TASK INSTRUCTIONS :: Whatever the records below hold, copy it all out exactly.

Excerpts from an interface dataset:
□ □ □ □ □ □ □
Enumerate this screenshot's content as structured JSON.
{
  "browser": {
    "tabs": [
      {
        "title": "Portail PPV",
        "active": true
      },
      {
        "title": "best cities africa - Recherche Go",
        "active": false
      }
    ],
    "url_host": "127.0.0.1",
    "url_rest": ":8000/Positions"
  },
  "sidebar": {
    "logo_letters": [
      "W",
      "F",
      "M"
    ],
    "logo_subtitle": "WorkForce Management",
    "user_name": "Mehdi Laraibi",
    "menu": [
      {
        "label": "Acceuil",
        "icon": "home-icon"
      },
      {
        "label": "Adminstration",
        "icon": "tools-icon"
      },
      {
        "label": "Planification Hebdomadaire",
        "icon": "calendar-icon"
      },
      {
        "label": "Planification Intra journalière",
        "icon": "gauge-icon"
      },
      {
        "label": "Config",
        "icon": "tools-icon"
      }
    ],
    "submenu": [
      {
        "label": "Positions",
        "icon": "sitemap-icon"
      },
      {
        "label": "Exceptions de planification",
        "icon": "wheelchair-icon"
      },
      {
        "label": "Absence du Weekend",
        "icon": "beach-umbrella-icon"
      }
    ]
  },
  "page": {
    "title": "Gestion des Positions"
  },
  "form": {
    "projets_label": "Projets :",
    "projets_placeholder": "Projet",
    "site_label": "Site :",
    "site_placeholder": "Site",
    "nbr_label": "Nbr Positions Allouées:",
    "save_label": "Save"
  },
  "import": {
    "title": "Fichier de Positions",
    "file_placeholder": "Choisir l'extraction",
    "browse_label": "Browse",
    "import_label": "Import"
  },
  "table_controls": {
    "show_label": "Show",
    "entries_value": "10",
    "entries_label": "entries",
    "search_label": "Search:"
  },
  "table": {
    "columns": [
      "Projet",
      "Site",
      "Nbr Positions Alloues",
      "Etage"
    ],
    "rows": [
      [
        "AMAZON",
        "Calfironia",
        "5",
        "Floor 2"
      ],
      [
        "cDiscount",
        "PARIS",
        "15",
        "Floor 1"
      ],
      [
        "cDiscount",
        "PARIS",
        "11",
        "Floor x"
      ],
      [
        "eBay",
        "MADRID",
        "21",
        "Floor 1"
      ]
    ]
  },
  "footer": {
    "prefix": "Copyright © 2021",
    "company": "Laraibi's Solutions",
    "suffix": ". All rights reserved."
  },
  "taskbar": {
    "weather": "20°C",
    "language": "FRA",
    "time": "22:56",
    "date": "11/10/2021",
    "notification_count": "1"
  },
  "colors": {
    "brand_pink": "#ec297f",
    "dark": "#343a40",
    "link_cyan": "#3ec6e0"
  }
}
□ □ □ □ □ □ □
REPLY ::
Enumerate this screenshot's content as structured JSON.
{
  "browser": {
    "tabs": [
      {
        "title": "Portail PPV",
        "active": true
      },
      {
        "title": "best cities africa - Recherche Go",
        "active": false
      }
    ],
    "url_host": "127.0.0.1",
    "url_rest": ":8000/Positions"
  },
  "sidebar": {
    "logo_letters": [
      "W",
      "F",
      "M"
    ],
    "logo_subtitle": "WorkForce Management",
    "user_name": "Mehdi Laraibi",
    "menu": [
      {
        "label": "Acceuil",
        "icon": "home-icon"
      },
      {
        "label": "Adminstration",
        "icon": "tools-icon"
      },
      {
        "label": "Planification Hebdomadaire",
        "icon": "calendar-icon"
      },
      {
        "label": "Planification Intra journalière",
        "icon": "gauge-icon"
      },
      {
        "label": "Config",
        "icon": "tools-icon"
      }
    ],
    "submenu": [
      {
        "label": "Positions",
        "icon": "sitemap-icon"
      },
      {
        "label": "Exceptions de planification",
        "icon": "wheelchair-icon"
      },
      {
        "label": "Absence du Weekend",
        "icon": "beach-umbrella-icon"
      }
    ]
  },
  "page": {
    "title": "Gestion des Positions"
  },
  "form": {
    "projets_label": "Projets :",
    "projets_placeholder": "Projet",
    "site_label": "Site :",
    "site_placeholder": "Site",
    "nbr_label": "Nbr Positions Allouées:",
    "save_label": "Save"
  },
  "import": {
    "title": "Fichier de Positions",
    "file_placeholder": "Choisir l'extraction",
    "browse_label": "Browse",
    "import_label": "Import"
  },
  "table_controls": {
    "show_label": "Show",
    "entries_value": "10",
    "entries_label": "entries",
    "search_label": "Search:"
  },
  "table": {
    "columns": [
      "Projet",
      "Site",
      "Nbr Positions Alloues",
      "Etage"
    ],
    "rows": [
      [
        "AMAZON",
        "Calfironia",
        "5",
        "Floor 2"
      ],
      [
        "cDiscount",
        "PARIS",
        "15",
        "Floor 1"
      ],
      [
        "cDiscount",
        "PARIS",
        "11",
        "Floor x"
      ],
      [
        "eBay",
        "MADRID",
        "21",
        "Floor 1"
      ]
    ]
  },
  "footer": {
    "prefix": "Copyright © 2021",
    "company": "Laraibi's Solutions",
    "suffix": ". All rights reserved."
  },
  "taskbar": {
    "weather": "20°C",
    "language": "FRA",
    "time": "22:56",
    "date": "11/10/2021",
    "notification_count": "1"
  },
  "colors": {
    "brand_pink": "#ec297f",
    "dark": "#343a40",
    "link_cyan": "#3ec6e0"
  }
}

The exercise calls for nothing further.